That is actually a question which will become clearer in the future. The Republicans have had bad moments before, such as after the Goldwater loss and after Watergate, and have recovered. Still, today’s situation seems somewhat different. Voting against Goldwater didn’t necessarily mean permanent rejection of the GOP. Besides the political landscape quickly changed when LBJ alienated the south. Watergate was blamed on Richard Nixon and not the entire party.

Today it is not only individual Republicans but the views of the party which are being rejected. While an extremist faction has taken control of the party, increasing numbers of conservatives and moderates have begun to identify with the Democrats out of lack of any alternative.
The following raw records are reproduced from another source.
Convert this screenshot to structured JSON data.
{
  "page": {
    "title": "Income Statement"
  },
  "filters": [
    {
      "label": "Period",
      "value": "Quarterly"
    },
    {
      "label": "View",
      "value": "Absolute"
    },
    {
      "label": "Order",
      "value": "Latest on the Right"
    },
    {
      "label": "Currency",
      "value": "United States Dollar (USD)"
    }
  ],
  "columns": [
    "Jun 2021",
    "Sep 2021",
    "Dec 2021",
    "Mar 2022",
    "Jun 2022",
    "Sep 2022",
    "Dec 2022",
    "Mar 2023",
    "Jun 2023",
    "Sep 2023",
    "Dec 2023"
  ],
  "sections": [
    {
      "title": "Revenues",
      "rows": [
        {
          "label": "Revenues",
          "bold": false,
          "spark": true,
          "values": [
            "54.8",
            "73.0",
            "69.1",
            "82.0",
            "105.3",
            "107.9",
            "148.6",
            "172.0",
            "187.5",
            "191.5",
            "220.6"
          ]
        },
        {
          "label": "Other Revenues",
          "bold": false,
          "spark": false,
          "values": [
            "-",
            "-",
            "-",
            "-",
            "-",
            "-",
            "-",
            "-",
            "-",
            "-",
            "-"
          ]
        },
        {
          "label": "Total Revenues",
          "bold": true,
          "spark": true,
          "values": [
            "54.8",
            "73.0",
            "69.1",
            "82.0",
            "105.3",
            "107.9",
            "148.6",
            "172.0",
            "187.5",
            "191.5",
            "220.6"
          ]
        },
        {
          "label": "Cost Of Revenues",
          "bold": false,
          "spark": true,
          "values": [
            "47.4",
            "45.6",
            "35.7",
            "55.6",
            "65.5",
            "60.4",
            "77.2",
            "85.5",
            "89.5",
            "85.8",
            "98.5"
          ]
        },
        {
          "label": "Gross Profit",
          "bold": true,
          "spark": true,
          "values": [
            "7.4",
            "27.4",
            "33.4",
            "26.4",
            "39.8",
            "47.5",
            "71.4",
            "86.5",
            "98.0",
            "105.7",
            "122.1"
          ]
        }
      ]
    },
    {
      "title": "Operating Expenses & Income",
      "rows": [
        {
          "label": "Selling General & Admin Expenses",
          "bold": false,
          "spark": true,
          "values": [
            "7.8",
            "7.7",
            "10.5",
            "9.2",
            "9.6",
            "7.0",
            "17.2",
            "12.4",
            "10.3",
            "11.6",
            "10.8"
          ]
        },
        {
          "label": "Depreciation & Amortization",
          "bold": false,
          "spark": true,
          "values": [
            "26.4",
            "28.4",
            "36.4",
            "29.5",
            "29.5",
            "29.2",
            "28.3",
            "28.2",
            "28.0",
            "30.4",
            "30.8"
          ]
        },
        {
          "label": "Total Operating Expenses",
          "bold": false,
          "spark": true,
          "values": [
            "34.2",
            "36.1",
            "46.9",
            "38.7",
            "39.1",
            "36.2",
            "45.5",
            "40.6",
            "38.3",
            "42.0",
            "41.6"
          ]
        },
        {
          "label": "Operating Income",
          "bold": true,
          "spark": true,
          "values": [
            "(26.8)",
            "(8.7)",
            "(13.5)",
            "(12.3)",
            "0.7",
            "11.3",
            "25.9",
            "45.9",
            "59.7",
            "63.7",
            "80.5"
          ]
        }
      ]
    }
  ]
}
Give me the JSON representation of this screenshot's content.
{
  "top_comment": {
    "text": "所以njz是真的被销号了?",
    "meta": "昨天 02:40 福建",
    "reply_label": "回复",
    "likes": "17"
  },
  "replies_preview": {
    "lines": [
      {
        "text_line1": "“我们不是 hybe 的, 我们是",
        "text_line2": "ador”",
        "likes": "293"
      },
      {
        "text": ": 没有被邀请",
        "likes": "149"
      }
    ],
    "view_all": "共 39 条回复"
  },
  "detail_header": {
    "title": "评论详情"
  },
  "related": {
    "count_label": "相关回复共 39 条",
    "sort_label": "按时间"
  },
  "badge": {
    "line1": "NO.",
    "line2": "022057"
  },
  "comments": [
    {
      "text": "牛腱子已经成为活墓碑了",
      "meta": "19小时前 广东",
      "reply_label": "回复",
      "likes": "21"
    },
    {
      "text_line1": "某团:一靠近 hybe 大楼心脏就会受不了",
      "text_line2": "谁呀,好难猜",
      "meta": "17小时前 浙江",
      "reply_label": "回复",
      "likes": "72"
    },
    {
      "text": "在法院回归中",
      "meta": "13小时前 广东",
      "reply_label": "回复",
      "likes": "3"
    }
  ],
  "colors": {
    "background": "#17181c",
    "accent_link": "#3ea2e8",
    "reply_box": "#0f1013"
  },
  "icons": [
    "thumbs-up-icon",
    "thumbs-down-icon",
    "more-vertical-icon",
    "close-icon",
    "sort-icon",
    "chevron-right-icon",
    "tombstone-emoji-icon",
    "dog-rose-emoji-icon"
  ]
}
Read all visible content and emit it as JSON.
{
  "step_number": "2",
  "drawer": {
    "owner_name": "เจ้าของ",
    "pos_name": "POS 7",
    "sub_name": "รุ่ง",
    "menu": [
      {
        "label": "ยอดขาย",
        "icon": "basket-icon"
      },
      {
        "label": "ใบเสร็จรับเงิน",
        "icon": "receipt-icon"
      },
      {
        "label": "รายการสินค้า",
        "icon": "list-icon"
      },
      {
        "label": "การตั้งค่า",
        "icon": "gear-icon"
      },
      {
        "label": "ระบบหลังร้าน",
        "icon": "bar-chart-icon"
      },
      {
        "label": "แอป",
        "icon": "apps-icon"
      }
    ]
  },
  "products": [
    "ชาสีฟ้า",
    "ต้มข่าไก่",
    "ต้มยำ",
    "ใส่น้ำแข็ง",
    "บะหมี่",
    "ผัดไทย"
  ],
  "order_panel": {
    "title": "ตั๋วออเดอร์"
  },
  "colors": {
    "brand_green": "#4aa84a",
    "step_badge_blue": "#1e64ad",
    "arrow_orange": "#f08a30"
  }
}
Most likely the two party system will be restored, but it is not certain that this will be because of the Republican Party as currently constituted finding a way to revive itself. With so many of the remaining Republicans deluding themselves into thinking they lost because they are not conservative enough, the party could be on the way to extinction. In contrast the Democrats are becoming a big tent made up of a wide variety of views. I am increasingly suspecting that a future two party system will come about from a division of the Democrats over disagreements over future issues, either by the formation of a new party or a faction of Democrats moving to take over what is left of a dying Republican Party.

Obama Graded On Overturning Bush’s National Security Measures

Russ Feingold has graded Barack Obama on overturning George Bush’s national security measures. Obama generally received good grades, with one notable exception. The Hill reports:

Sen. Russ Feingold (D-Wis.) on Tuesday released a report card-style review of the Obama administration’s progress in overturning President Bush’s controversial national security measures, giving President Obama high marks for most actions except for a “troubling” use of secrecy.

Feingold, a member of the Intelligence Committee and chairman of the Judiciary Committee’s subcommittee on the Constitution, gave the highest marks for Obama’s renunciation of Bush-era practices such as harsh interrogation techniques and resistance to Freedom of Information Act requests. Those practices all received “A” grades.

“The difference between this administration and the Bush administration is night and day,” Feingold said in a morning conference call with reporters.

However, Feingold was harsh in his judgment of Obama’s “repeated assertion” of state secrets — a legal defense the administration has invoked three times in court to resist the release of information. That practice earned the lowest grade in Feingold’s report, a “D.”

Feingold said the administration is using the assertion in an “over-broad” manner, and called for the president to support legislation that would allow judges to review state secrets in a secure, closed process.